You may have heard me talk about the importance of SPF, but why is it so important?
We're deep into the throes of summer and with all the pool parties, gardening, sports, and the excessive amounts of time spent outdoors, of course, we should be wearing SPF. Did you know that even when you don't go outside, the sun's penetrating rays can affect your skin through windows?
Unless you're a vampire, you should be keeping your SPF close, as it's literally the most important part of your skincare routine. In fact, maybe we'd see more vampires if they were wearing a hefty amount of that magical SPF. Speaking of vampires, they always look so youthful, don't you think? Well, without the harmful effects of the sun on their skin, it's really no surprise.
Even when you don't go outside, the sun's penetrating rays can affect your skin through windows.
In all seriousness, sunshine for the rest of the living breaks down collagen and elastin, which are the natural fibers that keep the skin from sagging. Our skin reaches its peak performance around the age of 18, and after that, it's an uphill battle from there. It's important that we apply an SPF daily in order to prevent extra deterioration.
Not all skin types react the same way
Sun damage can also lead to hyperpigmentation of the skin, which can also result in different forms of skin cancer. Nobody is born with freckles, and some Fitzpatrick types are more prone to the damaging rays of the sun. Your Fitz type is based on your genetics and the amount of activated melanin in the skin. Melanin is what gives your skin color, and we are all born with the same amount of melanin. Different genetics produce either more or less activated melanin. Those born with more activated melanin tend to have higher resilience to sun damage, but when they burn, they burn BAD. This is why SPF is appropriate for everyone.
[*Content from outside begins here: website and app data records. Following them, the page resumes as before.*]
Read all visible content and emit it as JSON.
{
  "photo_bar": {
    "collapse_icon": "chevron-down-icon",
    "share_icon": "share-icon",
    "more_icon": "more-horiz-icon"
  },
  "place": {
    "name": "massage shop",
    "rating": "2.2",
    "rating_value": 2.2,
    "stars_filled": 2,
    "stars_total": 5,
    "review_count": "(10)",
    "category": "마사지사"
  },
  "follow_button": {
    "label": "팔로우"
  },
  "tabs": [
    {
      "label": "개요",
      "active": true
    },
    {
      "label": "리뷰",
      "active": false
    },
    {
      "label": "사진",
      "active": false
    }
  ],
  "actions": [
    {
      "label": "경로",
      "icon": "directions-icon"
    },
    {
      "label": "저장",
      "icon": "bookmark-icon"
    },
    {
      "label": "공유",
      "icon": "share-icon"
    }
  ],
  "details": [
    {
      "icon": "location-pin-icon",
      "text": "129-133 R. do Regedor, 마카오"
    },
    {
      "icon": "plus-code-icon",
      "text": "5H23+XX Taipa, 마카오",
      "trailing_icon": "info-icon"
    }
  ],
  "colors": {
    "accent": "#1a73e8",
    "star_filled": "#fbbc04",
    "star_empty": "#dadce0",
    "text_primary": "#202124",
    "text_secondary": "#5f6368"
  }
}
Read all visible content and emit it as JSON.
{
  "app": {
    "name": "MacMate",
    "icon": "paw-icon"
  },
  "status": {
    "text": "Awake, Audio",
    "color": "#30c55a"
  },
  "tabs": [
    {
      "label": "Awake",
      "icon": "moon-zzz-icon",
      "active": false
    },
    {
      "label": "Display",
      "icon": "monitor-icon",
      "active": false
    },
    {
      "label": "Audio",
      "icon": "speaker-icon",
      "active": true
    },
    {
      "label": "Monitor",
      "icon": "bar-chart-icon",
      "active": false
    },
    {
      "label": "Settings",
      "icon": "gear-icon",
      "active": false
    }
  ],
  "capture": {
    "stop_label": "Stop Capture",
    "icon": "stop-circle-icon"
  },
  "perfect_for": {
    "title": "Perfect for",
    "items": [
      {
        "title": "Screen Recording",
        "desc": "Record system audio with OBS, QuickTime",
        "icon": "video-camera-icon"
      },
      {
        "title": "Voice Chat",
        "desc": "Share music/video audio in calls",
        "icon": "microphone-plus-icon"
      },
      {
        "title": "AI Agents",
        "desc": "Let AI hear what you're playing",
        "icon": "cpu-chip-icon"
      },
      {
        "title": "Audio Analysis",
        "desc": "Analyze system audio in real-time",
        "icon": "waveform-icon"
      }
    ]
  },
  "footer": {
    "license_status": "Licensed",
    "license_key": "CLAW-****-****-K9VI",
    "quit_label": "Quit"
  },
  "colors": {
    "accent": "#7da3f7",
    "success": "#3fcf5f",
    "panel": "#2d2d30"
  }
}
Just because you didn't burn, doesn't mean damage wasn't done
The sun produces different rays, A and B. The A rays are the longer aging rays that reach into the deeper layers of the skin and cause you to see the effects of your sun damage later on. The B rays are the shorter burning rays that cause a more immediate result. We see a sunburn or our body's sun defense mechanism of melanin called to the surface in the form of hyperpigmentation. Visible hyperpigmentation is located in the epidermis, which is the top layer of the skin.
Your makeup is not your SPF, mmmmk
You would generally have to apply 6-7 times a normal amount of foundation to achieve the amount of SPF they claim to have. I truly love that makeup is trying to be more beneficial to your skin in this day and age, but you still need to use a separate SPF.
So many numbers!
You've most likely noticed that different SPFs have different numbers of protection - 15, 32, 50, etc. This is the level of protection and there's really not a great deal of difference. SPF 15 will block about 93% of the sun's harmful rays, while jumping to SPF 50 blocks 98%.
So you've had that bottle for 3 years...
Remember, SPFs will expire. Generally, all your products should expire after being open for a year. SPFs are no different, and for the most part, they will lose their promised amount of protection by a couple of points after they expire. At least they're usually not completely useless, but there's no excuse for not using up a normal-sized bottle of SPF within about 3-6 months, unless you bought one you didn't love and replaced it with another to use.
That SPF feeling a bit heavy?
There are also chemical and physical SPF protectants. Chemical penetrates into the skin, while physical sits on top. Chemical SPFs can feel less heavy and absorb the sun's rays. Physical SPFs block the rays from penetrating. I have also seen really great SPFs with a mixture of both chemical and physical protectants.
Which type of SPF is best for you depends on your skin type and concerns. If you don't know which would be best for you, ask your skin care specialist. They can give you great options for the types that may be most effective for you, without causing breakouts or other issues.